= Beginning of Section =
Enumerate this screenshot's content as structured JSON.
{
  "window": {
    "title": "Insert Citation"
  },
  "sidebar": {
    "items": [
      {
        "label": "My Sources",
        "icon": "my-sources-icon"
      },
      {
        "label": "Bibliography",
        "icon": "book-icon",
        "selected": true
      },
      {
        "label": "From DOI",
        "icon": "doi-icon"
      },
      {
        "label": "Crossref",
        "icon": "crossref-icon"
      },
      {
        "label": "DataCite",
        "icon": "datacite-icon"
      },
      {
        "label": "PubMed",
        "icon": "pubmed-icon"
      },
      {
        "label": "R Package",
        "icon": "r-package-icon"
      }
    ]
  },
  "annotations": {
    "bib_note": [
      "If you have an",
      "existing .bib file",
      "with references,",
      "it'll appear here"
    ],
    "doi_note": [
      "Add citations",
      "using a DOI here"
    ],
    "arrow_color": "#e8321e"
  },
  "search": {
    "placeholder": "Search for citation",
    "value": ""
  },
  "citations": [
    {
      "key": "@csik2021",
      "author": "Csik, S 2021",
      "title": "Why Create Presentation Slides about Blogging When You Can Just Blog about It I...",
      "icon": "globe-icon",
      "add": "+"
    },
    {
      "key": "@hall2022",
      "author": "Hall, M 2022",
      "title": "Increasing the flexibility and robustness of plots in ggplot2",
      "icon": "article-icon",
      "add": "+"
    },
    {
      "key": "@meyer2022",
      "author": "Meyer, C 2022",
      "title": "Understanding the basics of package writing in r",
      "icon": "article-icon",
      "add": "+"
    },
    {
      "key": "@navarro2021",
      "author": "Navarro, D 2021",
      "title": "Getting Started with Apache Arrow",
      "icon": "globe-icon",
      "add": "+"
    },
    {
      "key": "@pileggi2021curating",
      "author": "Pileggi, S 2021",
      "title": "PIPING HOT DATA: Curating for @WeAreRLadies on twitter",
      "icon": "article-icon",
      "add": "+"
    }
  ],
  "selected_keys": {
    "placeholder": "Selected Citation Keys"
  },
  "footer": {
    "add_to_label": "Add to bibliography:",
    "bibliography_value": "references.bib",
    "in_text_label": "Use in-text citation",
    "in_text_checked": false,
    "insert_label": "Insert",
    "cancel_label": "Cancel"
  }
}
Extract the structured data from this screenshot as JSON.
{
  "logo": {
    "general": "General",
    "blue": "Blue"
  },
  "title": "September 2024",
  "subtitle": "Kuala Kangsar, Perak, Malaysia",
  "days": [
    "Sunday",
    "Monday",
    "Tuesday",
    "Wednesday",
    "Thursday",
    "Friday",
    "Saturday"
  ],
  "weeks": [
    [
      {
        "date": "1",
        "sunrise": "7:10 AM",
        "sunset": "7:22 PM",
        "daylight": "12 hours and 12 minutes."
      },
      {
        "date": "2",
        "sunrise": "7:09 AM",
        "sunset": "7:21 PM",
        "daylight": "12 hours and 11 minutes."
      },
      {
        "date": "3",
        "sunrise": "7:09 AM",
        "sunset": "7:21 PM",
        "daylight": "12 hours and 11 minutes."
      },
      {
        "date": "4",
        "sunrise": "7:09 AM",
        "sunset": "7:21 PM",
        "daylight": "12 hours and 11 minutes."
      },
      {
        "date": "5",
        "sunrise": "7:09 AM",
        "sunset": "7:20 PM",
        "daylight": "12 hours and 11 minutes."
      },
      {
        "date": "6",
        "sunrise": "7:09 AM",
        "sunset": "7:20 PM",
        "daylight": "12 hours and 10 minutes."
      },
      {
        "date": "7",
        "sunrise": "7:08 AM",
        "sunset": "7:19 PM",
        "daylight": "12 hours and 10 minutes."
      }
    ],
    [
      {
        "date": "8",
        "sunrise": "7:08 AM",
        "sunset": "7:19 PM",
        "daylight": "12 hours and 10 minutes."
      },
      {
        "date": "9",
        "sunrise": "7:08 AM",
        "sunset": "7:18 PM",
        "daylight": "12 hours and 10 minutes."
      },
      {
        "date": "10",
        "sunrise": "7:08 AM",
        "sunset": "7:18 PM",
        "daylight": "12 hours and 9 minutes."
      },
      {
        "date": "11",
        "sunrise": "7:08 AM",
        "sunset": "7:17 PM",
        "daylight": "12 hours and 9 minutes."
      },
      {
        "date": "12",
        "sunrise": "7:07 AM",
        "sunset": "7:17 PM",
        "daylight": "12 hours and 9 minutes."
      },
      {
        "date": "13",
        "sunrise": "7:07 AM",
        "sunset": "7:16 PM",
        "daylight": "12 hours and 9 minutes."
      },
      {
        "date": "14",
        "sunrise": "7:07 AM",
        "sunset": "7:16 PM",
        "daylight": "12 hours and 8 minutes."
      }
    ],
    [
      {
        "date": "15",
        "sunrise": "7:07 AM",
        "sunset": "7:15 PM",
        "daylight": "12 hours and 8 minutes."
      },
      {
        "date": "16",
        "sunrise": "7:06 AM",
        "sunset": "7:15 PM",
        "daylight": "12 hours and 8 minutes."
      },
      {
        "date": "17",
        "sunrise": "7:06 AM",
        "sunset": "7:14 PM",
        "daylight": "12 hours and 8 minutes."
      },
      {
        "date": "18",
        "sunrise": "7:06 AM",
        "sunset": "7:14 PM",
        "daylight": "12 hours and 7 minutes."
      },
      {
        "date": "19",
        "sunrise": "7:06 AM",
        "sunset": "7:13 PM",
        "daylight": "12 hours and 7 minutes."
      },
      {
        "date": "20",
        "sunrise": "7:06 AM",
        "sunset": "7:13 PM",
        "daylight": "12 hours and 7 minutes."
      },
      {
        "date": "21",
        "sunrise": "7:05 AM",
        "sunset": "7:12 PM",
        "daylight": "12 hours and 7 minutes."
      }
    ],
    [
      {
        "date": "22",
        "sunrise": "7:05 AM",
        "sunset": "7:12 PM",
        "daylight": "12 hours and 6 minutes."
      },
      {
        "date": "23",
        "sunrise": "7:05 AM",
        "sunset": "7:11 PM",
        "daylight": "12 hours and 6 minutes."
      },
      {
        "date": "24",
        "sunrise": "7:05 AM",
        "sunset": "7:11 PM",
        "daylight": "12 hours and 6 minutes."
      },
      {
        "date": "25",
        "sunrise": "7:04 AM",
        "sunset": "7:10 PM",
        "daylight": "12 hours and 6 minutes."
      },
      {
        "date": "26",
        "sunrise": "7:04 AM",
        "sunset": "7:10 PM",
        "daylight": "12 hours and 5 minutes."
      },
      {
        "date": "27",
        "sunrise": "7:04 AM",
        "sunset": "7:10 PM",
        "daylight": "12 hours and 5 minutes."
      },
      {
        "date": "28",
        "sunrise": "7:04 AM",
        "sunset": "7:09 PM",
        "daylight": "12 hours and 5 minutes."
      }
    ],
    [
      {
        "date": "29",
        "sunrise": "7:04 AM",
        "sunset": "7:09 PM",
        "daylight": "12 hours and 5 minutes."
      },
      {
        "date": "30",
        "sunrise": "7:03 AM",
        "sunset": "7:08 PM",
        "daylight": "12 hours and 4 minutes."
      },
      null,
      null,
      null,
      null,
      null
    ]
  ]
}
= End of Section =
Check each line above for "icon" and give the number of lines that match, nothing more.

Finished exercise:
12